August 13, 2019
Growers working with Taylor Shellfish captured a female European green crab while working in oyster beds last week. This crab is the fourth that has been found in Samish Bay this year, the first three detections occurring in early January. At about 75mm (~3″) across the back shell, this crab was relatively large for a female, but had a thin, pliable shell, indicating she had recently molted. Growers noticed the crab while processing an oyster pallet, removed it from the tide flat and reported the capture to Washington Department of Fish and Wildlife. Crab Team researchers retrieved the crab for biological sampling, including taking tissue for DNA analysis that will contribute to our understanding of how green crab might be moving into and around the Salish Sea.

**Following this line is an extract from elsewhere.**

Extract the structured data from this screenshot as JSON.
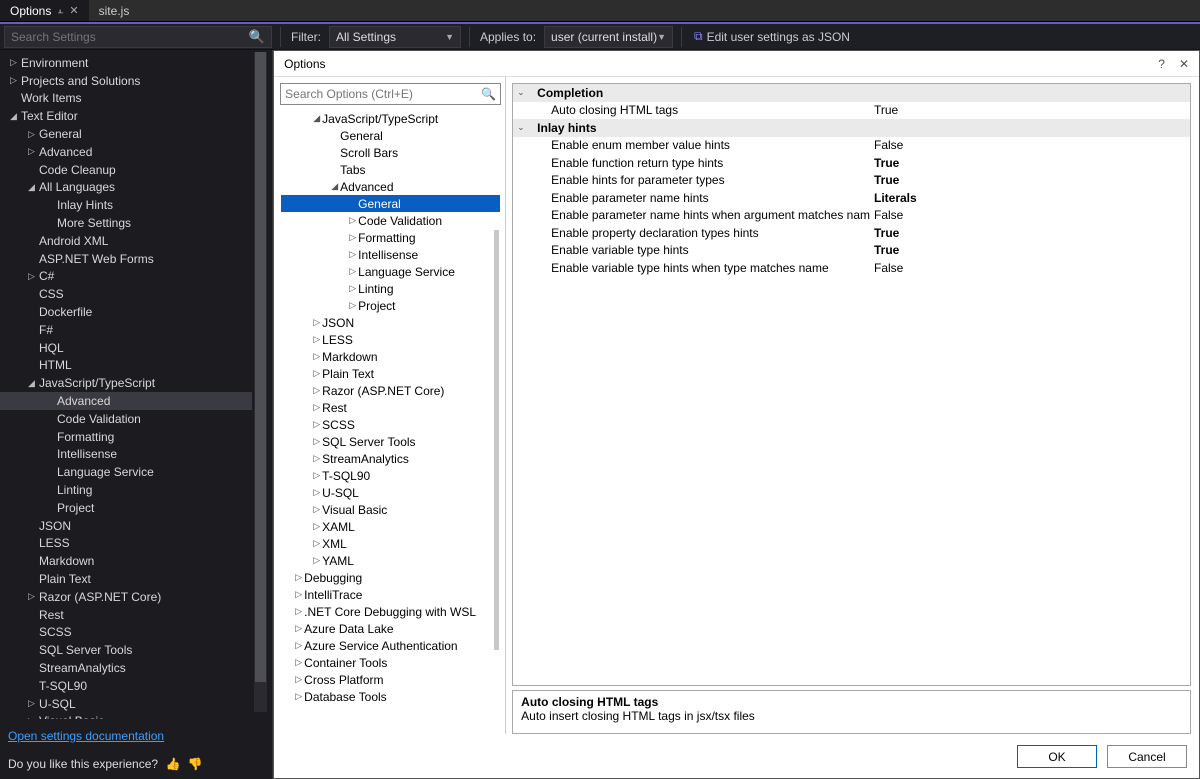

The capture of this green crab continues a pattern from this and recent years of small numbers of individuals found scattered across the northern Salish Sea shorelines of Washington:
- Green crab were first detected in Skagit County in 2016, when an education staff member of the Padilla Bay National Estuarine Research Reserve found a green crab near Bayview State Park while working with a school group. Subsequently, the reserve collaborated with Crab Team on extensive response trapping and ongoing monitoring. Since 2017, the reserve has conducted early-detection monitoring at four sites in Padilla Bay, and launched an additional site in Samish Bay this year, but no detections have been made at these sites since early 2017.
- Four European green crabs have been found in Whatcom County for the first time this year, including a predated crab at Squalicum Harbor, and three captured by WDFW during assessment trapping in Chuckanut Bay. A repeat of the Chuckanut trapping effort in recent weeks thankfully failed to turn up further evidence green crabs. Crab Team will continue monitoring the site as part of the early detection program.
- Five green crabs (and one molted shell) have been found on San Juan Island, at a Crab Team monitoring site since 2016, four of them in 2018. None have been detected by volunteers conducting Crab Team monitoring since the season started in April. Crab Team staff and WDFW technicians will return to Westcott Bay in late August to conduct another expanded assessment trapping effort.
This pattern of detections–few in number, but spread out over space and time–is consistent with what we have been hearing from Canadian colleagues with Fisheries and Oceans, who have launched additional early detection efforts along inland shorelines of British Columbia similar to Crab Team’s. (So far this season, the only other green crabs detected along Washington’s inland shorelines have been on the northern Olympic Peninsula: two individuals in Sequim Bay, and 50 crabs captured by US Fish and Wildlife Service removal trapping at Dungeness Spit).
As we learn more about how green crab are moving into and around inland waters, we can hone management efforts to target high risk times and places, but, we will also need to keep up a broad search. We hope that these findings signal that green crab arrivals are infrequent, with a small number of larvae getting washed in irregularly. That situation would afford us the best chance to prevent or reduce the potential economic and ecological damage green crab could cause if they were to become established. However, we also need to be on the lookout for larger, as yet undetected, populations closer to home, which could be allowing green crab to be come more securely established in this region.
Ongoing surveillance by multiple groups, including citizen science volunteers, managers, scientists, and shellfish growers is at the core of a successful effort to manage European green crab in this region. For information on how to identify and report invasive European green crab, check out our blog post.
Header Photo Credit: Sean McDonald